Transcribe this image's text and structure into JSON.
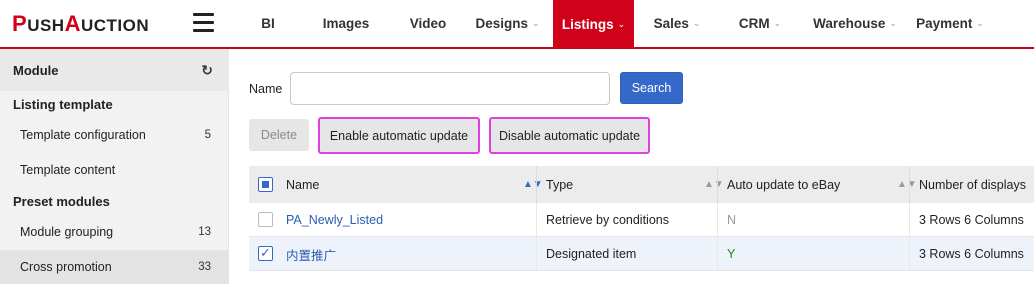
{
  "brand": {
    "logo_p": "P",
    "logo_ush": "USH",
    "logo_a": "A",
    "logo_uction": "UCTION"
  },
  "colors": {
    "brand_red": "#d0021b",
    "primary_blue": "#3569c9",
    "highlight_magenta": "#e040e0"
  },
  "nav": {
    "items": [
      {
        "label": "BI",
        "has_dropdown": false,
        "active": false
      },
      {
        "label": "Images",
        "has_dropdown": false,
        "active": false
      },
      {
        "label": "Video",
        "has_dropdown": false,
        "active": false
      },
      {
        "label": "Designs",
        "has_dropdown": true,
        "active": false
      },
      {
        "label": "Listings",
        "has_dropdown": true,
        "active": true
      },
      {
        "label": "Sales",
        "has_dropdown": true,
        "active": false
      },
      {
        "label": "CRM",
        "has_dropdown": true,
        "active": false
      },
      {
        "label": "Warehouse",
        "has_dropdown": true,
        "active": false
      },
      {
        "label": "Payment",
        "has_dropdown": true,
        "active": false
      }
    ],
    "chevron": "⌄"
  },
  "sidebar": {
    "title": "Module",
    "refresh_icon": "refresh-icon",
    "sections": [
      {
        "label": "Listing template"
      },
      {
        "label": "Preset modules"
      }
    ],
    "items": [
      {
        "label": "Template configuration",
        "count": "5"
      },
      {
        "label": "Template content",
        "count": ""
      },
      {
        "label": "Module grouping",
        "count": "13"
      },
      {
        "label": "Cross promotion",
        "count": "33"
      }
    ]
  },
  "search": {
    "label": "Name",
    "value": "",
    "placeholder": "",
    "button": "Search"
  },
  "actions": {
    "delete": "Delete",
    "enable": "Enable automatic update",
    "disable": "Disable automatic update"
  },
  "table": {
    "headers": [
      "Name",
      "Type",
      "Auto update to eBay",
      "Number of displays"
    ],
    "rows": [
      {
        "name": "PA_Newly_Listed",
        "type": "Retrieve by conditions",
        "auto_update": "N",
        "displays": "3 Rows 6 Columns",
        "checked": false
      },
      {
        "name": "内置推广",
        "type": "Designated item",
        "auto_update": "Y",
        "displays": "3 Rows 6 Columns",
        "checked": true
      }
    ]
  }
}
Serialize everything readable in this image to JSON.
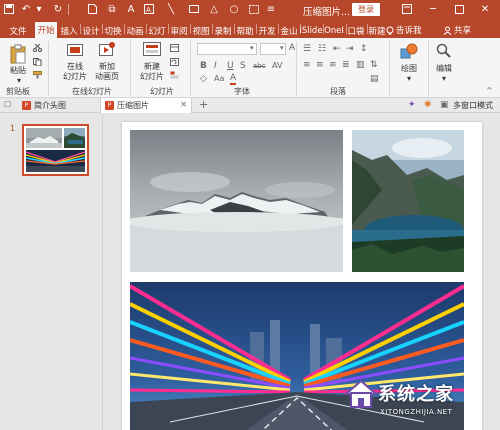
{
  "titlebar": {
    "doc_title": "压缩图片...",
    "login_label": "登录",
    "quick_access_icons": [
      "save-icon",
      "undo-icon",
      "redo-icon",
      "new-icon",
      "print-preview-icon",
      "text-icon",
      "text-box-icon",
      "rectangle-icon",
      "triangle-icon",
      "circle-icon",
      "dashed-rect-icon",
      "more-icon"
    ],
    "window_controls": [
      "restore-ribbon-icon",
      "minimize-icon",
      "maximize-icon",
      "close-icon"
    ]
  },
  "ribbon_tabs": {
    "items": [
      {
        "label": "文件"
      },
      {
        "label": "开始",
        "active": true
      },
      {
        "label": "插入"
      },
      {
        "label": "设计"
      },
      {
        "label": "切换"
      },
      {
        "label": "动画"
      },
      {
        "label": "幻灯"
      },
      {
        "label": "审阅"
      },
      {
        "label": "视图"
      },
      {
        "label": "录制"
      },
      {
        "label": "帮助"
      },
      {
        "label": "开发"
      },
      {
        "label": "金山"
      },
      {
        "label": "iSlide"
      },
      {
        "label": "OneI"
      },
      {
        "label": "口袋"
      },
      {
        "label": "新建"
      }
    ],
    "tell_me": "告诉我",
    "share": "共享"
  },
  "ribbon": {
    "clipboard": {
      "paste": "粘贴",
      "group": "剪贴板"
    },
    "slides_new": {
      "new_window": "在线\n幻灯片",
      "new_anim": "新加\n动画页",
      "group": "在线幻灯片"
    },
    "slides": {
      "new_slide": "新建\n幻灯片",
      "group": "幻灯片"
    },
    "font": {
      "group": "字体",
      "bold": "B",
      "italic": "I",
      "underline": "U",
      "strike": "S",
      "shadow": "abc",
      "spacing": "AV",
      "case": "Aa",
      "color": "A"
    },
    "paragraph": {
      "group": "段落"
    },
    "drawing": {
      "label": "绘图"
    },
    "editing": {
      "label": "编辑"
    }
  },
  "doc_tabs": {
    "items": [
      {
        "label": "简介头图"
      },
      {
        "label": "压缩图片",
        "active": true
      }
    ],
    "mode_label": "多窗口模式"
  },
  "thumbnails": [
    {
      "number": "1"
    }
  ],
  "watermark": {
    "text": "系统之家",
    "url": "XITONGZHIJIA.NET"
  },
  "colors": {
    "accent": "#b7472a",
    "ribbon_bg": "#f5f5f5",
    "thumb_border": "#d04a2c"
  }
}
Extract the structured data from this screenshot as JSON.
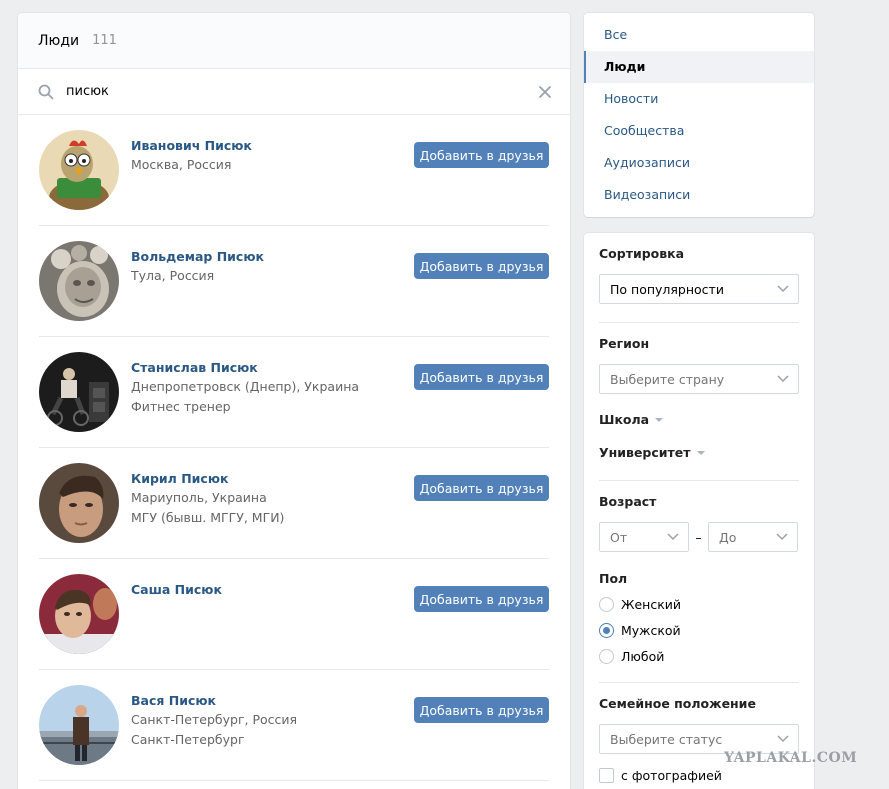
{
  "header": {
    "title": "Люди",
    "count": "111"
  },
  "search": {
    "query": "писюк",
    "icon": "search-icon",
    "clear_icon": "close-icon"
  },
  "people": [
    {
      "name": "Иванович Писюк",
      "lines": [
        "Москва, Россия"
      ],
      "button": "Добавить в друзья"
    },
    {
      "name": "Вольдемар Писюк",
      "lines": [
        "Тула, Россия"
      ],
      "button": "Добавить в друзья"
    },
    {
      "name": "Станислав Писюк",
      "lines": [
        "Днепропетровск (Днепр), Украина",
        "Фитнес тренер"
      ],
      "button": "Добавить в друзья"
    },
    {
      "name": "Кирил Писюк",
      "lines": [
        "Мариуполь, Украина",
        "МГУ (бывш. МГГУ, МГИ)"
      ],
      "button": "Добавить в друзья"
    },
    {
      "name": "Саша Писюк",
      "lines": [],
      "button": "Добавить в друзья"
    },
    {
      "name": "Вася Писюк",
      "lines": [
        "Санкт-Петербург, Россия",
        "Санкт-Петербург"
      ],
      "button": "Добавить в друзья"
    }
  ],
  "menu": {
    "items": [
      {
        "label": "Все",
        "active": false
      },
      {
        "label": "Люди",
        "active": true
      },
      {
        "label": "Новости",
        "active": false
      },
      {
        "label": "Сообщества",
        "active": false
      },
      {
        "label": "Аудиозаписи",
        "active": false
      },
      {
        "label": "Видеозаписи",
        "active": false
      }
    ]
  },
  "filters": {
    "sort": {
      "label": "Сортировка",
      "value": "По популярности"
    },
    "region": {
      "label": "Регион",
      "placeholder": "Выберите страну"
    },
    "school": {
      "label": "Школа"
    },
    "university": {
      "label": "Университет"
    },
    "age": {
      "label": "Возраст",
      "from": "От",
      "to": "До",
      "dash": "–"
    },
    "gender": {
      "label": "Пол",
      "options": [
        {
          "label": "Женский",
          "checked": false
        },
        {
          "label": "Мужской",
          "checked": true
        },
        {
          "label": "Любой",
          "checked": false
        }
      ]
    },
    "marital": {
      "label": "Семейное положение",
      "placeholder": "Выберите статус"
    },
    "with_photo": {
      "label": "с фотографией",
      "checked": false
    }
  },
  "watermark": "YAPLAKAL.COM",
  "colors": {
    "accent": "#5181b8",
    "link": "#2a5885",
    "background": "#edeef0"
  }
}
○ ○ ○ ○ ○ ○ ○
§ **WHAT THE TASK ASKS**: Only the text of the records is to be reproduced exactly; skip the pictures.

§ **ANSWER BELOW**:
Transcribe this image's text and structure into JSON.
{
  "brand": {
    "logo_p": "P",
    "logo_ush": "USH",
    "logo_a": "A",
    "logo_uction": "UCTION"
  },
  "colors": {
    "brand_red": "#d0021b",
    "primary_blue": "#3569c9",
    "highlight_magenta": "#e040e0"
  },
  "nav": {
    "items": [
      {
        "label": "BI",
        "has_dropdown": false,
        "active": false
      },
      {
        "label": "Images",
        "has_dropdown": false,
        "active": false
      },
      {
        "label": "Video",
        "has_dropdown": false,
        "active": false
      },
      {
        "label": "Designs",
        "has_dropdown": true,
        "active": false
      },
      {
        "label": "Listings",
        "has_dropdown": true,
        "active": true
      },
      {
        "label": "Sales",
        "has_dropdown": true,
        "active": false
      },
      {
        "label": "CRM",
        "has_dropdown": true,
        "active": false
      },
      {
        "label": "Warehouse",
        "has_dropdown": true,
        "active": false
      },
      {
        "label": "Payment",
        "has_dropdown": true,
        "active": false
      }
    ],
    "chevron": "⌄"
  },
  "sidebar": {
    "title": "Module",
    "refresh_icon": "refresh-icon",
    "sections": [
      {
        "label": "Listing template"
      },
      {
        "label": "Preset modules"
      }
    ],
    "items": [
      {
        "label": "Template configuration",
        "count": "5"
      },
      {
        "label": "Template content",
        "count": ""
      },
      {
        "label": "Module grouping",
        "count": "13"
      },
      {
        "label": "Cross promotion",
        "count": "33"
      }
    ]
  },
  "search": {
    "label": "Name",
    "value": "",
    "placeholder": "",
    "button": "Search"
  },
  "actions": {
    "delete": "Delete",
    "enable": "Enable automatic update",
    "disable": "Disable automatic update"
  },
  "table": {
    "headers": [
      "Name",
      "Type",
      "Auto update to eBay",
      "Number of displays"
    ],
    "rows": [
      {
        "name": "PA_Newly_Listed",
        "type": "Retrieve by conditions",
        "auto_update": "N",
        "displays": "3 Rows 6 Columns",
        "checked": false
      },
      {
        "name": "内置推广",
        "type": "Designated item",
        "auto_update": "Y",
        "displays": "3 Rows 6 Columns",
        "checked": true
      }
    ]
  }
}
Serialize everything readable in this image to JSON.
{
  "titlebar": {
    "doc_title": "压缩图片...",
    "login_label": "登录",
    "quick_access_icons": [
      "save-icon",
      "undo-icon",
      "redo-icon",
      "new-icon",
      "print-preview-icon",
      "text-icon",
      "text-box-icon",
      "rectangle-icon",
      "triangle-icon",
      "circle-icon",
      "dashed-rect-icon",
      "more-icon"
    ],
    "window_controls": [
      "restore-ribbon-icon",
      "minimize-icon",
      "maximize-icon",
      "close-icon"
    ]
  },
  "ribbon_tabs": {
    "items": [
      {
        "label": "文件"
      },
      {
        "label": "开始",
        "active": true
      },
      {
        "label": "插入"
      },
      {
        "label": "设计"
      },
      {
        "label": "切换"
      },
      {
        "label": "动画"
      },
      {
        "label": "幻灯"
      },
      {
        "label": "审阅"
      },
      {
        "label": "视图"
      },
      {
        "label": "录制"
      },
      {
        "label": "帮助"
      },
      {
        "label": "开发"
      },
      {
        "label": "金山"
      },
      {
        "label": "iSlide"
      },
      {
        "label": "OneI"
      },
      {
        "label": "口袋"
      },
      {
        "label": "新建"
      }
    ],
    "tell_me": "告诉我",
    "share": "共享"
  },
  "ribbon": {
    "clipboard": {
      "paste": "粘贴",
      "group": "剪贴板"
    },
    "slides_new": {
      "new_window": "在线\n幻灯片",
      "new_anim": "新加\n动画页",
      "group": "在线幻灯片"
    },
    "slides": {
      "new_slide": "新建\n幻灯片",
      "group": "幻灯片"
    },
    "font": {
      "group": "字体",
      "bold": "B",
      "italic": "I",
      "underline": "U",
      "strike": "S",
      "shadow": "abc",
      "spacing": "AV",
      "case": "Aa",
      "color": "A"
    },
    "paragraph": {
      "group": "段落"
    },
    "drawing": {
      "label": "绘图"
    },
    "editing": {
      "label": "编辑"
    }
  },
  "doc_tabs": {
    "items": [
      {
        "label": "简介头图"
      },
      {
        "label": "压缩图片",
        "active": true
      }
    ],
    "mode_label": "多窗口模式"
  },
  "thumbnails": [
    {
      "number": "1"
    }
  ],
  "watermark": {
    "text": "系统之家",
    "url": "XITONGZHIJIA.NET"
  },
  "colors": {
    "accent": "#b7472a",
    "ribbon_bg": "#f5f5f5",
    "thumb_border": "#d04a2c"
  }
}
Extract the structured data from this screenshot as JSON.
{
  "header": {
    "title": "Люди",
    "count": "111"
  },
  "search": {
    "query": "писюк",
    "icon": "search-icon",
    "clear_icon": "close-icon"
  },
  "people": [
    {
      "name": "Иванович Писюк",
      "lines": [
        "Москва, Россия"
      ],
      "button": "Добавить в друзья"
    },
    {
      "name": "Вольдемар Писюк",
      "lines": [
        "Тула, Россия"
      ],
      "button": "Добавить в друзья"
    },
    {
      "name": "Станислав Писюк",
      "lines": [
        "Днепропетровск (Днепр), Украина",
        "Фитнес тренер"
      ],
      "button": "Добавить в друзья"
    },
    {
      "name": "Кирил Писюк",
      "lines": [
        "Мариуполь, Украина",
        "МГУ (бывш. МГГУ, МГИ)"
      ],
      "button": "Добавить в друзья"
    },
    {
      "name": "Саша Писюк",
      "lines": [],
      "button": "Добавить в друзья"
    },
    {
      "name": "Вася Писюк",
      "lines": [
        "Санкт-Петербург, Россия",
        "Санкт-Петербург"
      ],
      "button": "Добавить в друзья"
    }
  ],
  "menu": {
    "items": [
      {
        "label": "Все",
        "active": false
      },
      {
        "label": "Люди",
        "active": true
      },
      {
        "label": "Новости",
        "active": false
      },
      {
        "label": "Сообщества",
        "active": false
      },
      {
        "label": "Аудиозаписи",
        "active": false
      },
      {
        "label": "Видеозаписи",
        "active": false
      }
    ]
  },
  "filters": {
    "sort": {
      "label": "Сортировка",
      "value": "По популярности"
    },
    "region": {
      "label": "Регион",
      "placeholder": "Выберите страну"
    },
    "school": {
      "label": "Школа"
    },
    "university": {
      "label": "Университет"
    },
    "age": {
      "label": "Возраст",
      "from": "От",
      "to": "До",
      "dash": "–"
    },
    "gender": {
      "label": "Пол",
      "options": [
        {
          "label": "Женский",
          "checked": false
        },
        {
          "label": "Мужской",
          "checked": true
        },
        {
          "label": "Любой",
          "checked": false
        }
      ]
    },
    "marital": {
      "label": "Семейное положение",
      "placeholder": "Выберите статус"
    },
    "with_photo": {
      "label": "с фотографией",
      "checked": false
    }
  },
  "watermark": "YAPLAKAL.COM",
  "colors": {
    "accent": "#5181b8",
    "link": "#2a5885",
    "background": "#edeef0"
  }
}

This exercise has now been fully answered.